PROBLEM REQUIREMENTS:
Check every line of the records below for the string "votre" and copy the ones that have it.

### GIVEN RECORDS

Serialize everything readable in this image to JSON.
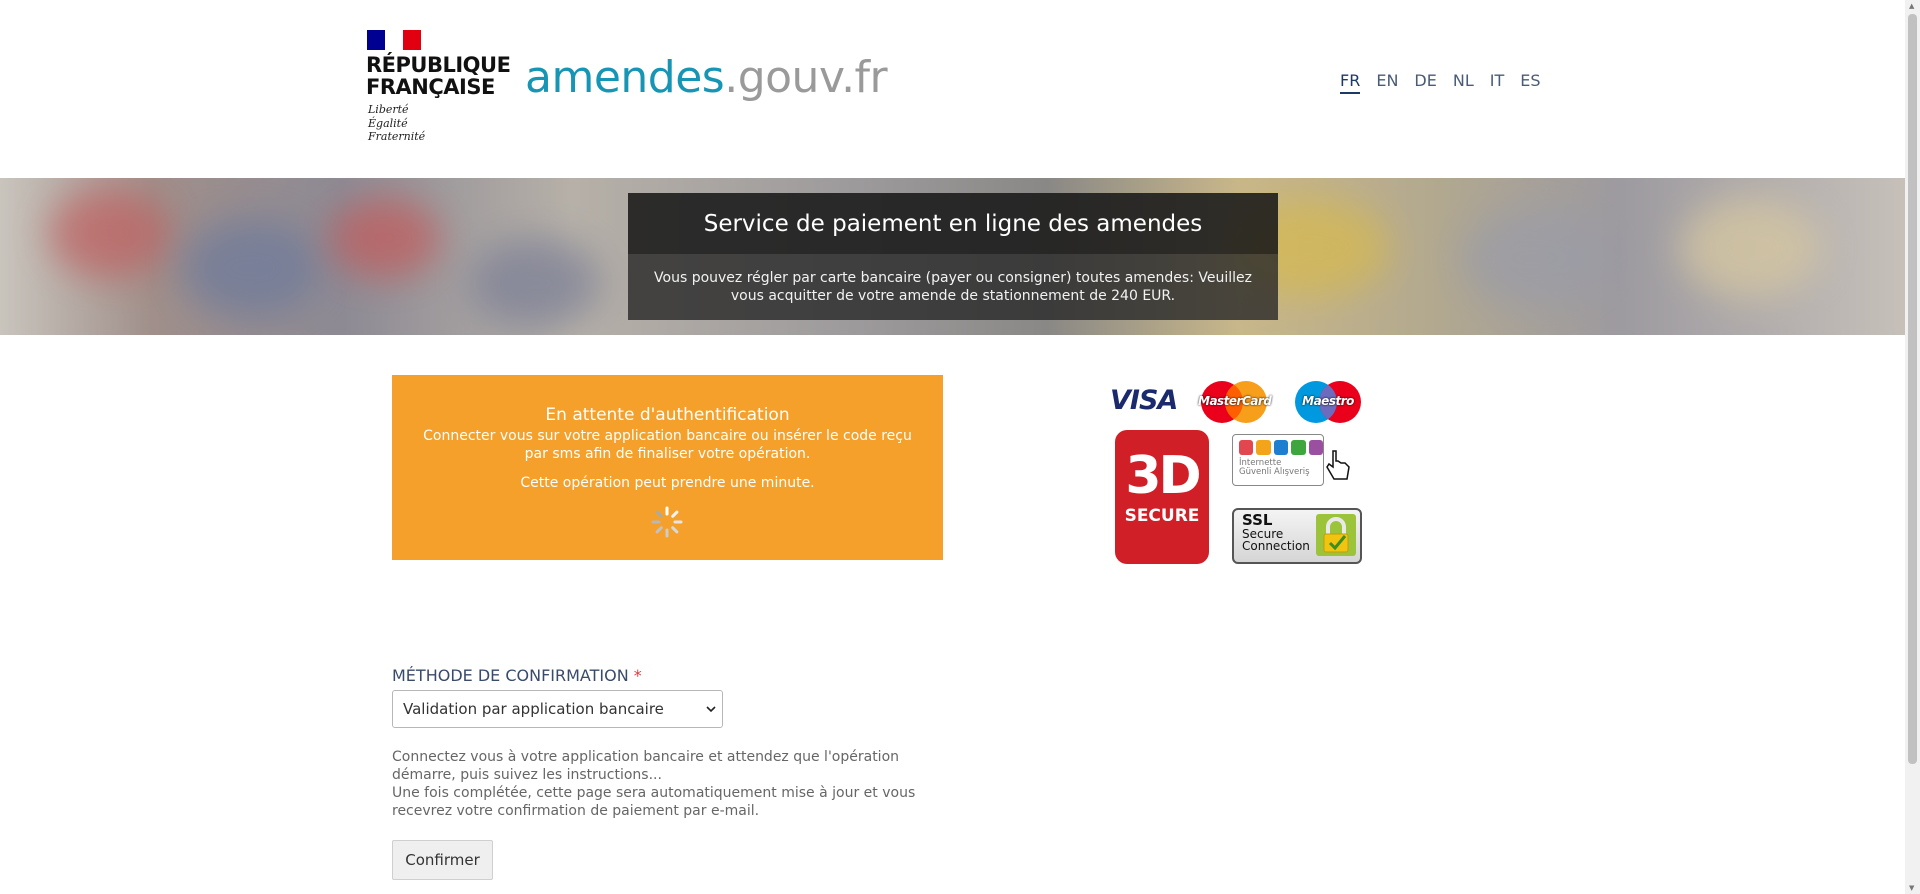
{
  "header": {
    "republique_line1": "RÉPUBLIQUE",
    "republique_line2": "FRANÇAISE",
    "devise": [
      "Liberté",
      "Égalité",
      "Fraternité"
    ],
    "site_name_part1": "amendes",
    "site_name_part2": ".gouv.fr",
    "languages": [
      "FR",
      "EN",
      "DE",
      "NL",
      "IT",
      "ES"
    ],
    "active_language": "FR"
  },
  "banner": {
    "title": "Service de paiement en ligne des amendes",
    "text": "Vous pouvez régler par carte bancaire (payer ou consigner) toutes amendes: Veuillez vous acquitter de votre amende de stationnement de 240 EUR."
  },
  "auth_panel": {
    "title": "En attente d'authentification",
    "description": "Connecter vous sur votre application bancaire ou insérer le code reçu par sms afin de finaliser votre opération.",
    "wait_text": "Cette opération peut prendre une minute.",
    "background_color": "#f5a02a"
  },
  "payment_logos": {
    "visa": "VISA",
    "mastercard": "MasterCard",
    "maestro": "Maestro",
    "secure3d_big": "3D",
    "secure3d_small": "SECURE",
    "igas_line1": "İnternette",
    "igas_line2": "Güvenli Alışveriş",
    "ssl_line1": "SSL",
    "ssl_line2": "Secure",
    "ssl_line3": "Connection"
  },
  "form": {
    "method_label": "MÉTHODE DE CONFIRMATION",
    "required_marker": "*",
    "selected_method": "Validation par application bancaire",
    "instructions_1": "Connectez vous à votre application bancaire et attendez que l'opération démarre, puis suivez les instructions...",
    "instructions_2": "Une fois complétée, cette page sera automatiquement mise à jour et vous recevrez votre confirmation de paiement par e-mail.",
    "confirm_label": "Confirmer"
  },
  "colors": {
    "brand_blue": "#1795b5",
    "brand_grey": "#9a9a9a",
    "flag_blue": "#000091",
    "flag_red": "#e1000f"
  }
}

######

EXERCISE RESULT:
    "text": "Vous pouvez régler par carte bancaire (payer ou consigner) toutes amendes: Veuillez vous acquitter de votre amende de stationnement de 240 EUR."
    "description": "Connecter vous sur votre application bancaire ou insérer le code reçu par sms afin de finaliser votre opération.",
    "instructions_1": "Connectez vous à votre application bancaire et attendez que l'opération démarre, puis suivez les instructions...",
    "instructions_2": "Une fois complétée, cette page sera automatiquement mise à jour et vous recevrez votre confirmation de paiement par e-mail.",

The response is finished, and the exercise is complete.